- **Exercise objective**
Please copy out each line of the entries in which "kind" appears.

- **Information provided**
================================
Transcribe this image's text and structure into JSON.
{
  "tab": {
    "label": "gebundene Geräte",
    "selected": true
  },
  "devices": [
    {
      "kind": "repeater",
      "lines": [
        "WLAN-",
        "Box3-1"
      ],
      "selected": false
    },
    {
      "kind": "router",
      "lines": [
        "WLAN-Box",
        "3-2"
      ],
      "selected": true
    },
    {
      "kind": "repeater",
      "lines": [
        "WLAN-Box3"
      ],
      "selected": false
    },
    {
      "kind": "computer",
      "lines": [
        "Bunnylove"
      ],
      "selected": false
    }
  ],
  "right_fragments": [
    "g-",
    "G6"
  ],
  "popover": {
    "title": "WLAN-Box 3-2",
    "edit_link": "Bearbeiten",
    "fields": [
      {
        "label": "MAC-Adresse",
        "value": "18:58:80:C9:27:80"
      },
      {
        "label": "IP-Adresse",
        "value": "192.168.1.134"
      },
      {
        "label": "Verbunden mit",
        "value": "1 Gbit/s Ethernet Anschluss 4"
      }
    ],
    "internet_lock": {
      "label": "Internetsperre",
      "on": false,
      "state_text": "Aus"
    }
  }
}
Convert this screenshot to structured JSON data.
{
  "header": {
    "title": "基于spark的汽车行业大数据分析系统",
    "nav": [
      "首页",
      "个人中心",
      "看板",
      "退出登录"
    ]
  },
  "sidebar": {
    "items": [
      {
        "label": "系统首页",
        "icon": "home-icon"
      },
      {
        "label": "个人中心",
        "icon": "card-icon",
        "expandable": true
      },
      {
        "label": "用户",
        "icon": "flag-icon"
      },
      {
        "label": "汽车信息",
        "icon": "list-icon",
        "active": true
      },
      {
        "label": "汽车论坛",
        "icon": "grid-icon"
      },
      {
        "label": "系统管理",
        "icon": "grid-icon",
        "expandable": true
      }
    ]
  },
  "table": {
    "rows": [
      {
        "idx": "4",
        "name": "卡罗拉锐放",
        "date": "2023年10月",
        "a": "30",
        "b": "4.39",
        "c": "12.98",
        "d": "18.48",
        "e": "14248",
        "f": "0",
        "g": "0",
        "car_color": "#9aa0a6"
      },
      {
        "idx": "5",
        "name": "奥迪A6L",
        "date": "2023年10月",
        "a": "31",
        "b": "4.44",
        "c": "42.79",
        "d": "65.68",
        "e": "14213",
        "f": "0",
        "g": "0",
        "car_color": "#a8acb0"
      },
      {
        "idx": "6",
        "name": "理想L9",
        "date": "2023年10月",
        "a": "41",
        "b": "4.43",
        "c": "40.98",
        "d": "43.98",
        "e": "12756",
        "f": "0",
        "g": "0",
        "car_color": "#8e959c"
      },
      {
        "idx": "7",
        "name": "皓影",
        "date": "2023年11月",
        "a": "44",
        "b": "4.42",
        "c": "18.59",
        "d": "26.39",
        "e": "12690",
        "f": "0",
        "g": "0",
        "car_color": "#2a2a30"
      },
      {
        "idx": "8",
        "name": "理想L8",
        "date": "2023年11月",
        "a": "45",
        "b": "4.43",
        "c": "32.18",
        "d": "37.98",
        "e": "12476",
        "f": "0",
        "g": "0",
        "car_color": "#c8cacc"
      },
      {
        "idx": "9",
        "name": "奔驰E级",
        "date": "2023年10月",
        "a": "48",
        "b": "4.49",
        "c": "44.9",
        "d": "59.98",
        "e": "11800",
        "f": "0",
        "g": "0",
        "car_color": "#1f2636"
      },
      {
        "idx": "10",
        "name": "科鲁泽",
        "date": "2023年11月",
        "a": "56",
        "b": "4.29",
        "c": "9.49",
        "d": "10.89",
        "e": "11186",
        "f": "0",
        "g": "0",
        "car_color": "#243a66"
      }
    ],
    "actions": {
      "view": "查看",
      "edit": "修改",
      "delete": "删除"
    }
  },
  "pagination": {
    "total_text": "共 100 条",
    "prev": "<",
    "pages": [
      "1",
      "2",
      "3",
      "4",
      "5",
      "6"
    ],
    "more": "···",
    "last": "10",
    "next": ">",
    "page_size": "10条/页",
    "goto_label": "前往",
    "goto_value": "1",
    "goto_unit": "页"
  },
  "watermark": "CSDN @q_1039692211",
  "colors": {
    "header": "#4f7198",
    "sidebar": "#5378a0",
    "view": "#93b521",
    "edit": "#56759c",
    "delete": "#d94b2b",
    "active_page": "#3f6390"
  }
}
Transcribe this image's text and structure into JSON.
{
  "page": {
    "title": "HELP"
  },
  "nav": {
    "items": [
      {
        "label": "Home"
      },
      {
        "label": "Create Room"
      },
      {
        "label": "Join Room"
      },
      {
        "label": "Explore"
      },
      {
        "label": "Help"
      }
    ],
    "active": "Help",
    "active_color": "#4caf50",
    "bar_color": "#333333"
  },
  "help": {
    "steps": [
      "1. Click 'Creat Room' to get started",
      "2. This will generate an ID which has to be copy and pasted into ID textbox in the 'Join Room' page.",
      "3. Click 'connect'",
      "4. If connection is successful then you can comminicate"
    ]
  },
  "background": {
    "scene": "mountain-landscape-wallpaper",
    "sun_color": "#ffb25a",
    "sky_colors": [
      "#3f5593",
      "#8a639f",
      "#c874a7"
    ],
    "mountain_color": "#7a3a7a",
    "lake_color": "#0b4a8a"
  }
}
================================
- **Exercise result**
      "kind": "repeater",
      "kind": "router",
      "kind": "repeater",
      "kind": "computer",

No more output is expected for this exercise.